Get dirty with data
One of the many problems economists face is the growth of soundbite economics. Economies are complex things. Investors crave simplicity. Investors use aggregate data. This turns multiple data points into a single, easily tweetable number.
Some recent US employment data was weaker than expected. The details of the US employment report show a strong labor market. The ISM sentiment data has weakened. US GDP was better than expected. Some headline data in Europe has been weaker than expected. The details show the European economy has firm trend growth.
It is easy to distort summary and headline data. Weather, the timing of holidays like Easter, and other unexpected events (like a flu epidemic) change data.

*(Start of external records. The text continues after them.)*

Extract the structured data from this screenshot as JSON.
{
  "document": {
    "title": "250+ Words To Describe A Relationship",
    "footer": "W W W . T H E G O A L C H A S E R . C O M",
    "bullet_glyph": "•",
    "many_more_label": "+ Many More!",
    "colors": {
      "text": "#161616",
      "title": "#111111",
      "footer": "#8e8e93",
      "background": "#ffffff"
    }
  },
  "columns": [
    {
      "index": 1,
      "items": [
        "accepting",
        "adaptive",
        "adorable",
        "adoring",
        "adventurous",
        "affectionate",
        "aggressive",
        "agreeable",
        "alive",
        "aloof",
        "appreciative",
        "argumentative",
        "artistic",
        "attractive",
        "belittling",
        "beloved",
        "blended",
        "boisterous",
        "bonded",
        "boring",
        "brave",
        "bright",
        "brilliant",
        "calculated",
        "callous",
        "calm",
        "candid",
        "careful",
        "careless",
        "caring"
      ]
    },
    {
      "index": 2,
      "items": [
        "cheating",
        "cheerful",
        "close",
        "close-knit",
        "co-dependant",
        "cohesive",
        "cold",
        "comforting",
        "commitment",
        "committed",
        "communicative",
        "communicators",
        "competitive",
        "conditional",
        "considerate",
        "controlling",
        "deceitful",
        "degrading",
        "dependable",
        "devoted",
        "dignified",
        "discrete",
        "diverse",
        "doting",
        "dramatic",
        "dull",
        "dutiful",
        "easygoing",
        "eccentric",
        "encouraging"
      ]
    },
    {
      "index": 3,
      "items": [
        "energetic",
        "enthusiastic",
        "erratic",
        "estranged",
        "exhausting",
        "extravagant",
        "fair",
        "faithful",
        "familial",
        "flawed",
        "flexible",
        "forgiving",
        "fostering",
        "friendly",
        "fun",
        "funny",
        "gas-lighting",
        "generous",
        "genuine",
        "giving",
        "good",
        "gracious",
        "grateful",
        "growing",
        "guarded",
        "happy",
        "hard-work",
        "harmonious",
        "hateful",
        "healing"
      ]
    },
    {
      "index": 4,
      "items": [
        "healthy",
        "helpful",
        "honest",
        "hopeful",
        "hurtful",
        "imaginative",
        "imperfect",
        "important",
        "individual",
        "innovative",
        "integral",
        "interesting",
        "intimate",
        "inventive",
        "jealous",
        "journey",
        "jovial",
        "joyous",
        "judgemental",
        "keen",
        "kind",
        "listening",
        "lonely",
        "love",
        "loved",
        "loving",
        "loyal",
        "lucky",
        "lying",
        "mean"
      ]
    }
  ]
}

Economists know that they have to "get their hands dirty" with data to understand the economy. It is important to look at more than the main number and dig beneath the surface. This is what central banks do. This is why we still expect policy tightening this year. Under former Fed Chair Greenspan the Fed trebled the number of data series it watched, to 14,000. The OECD's US leading indicator has seven data series. The leading indicator is simple. It is no substitute for proper economic understanding.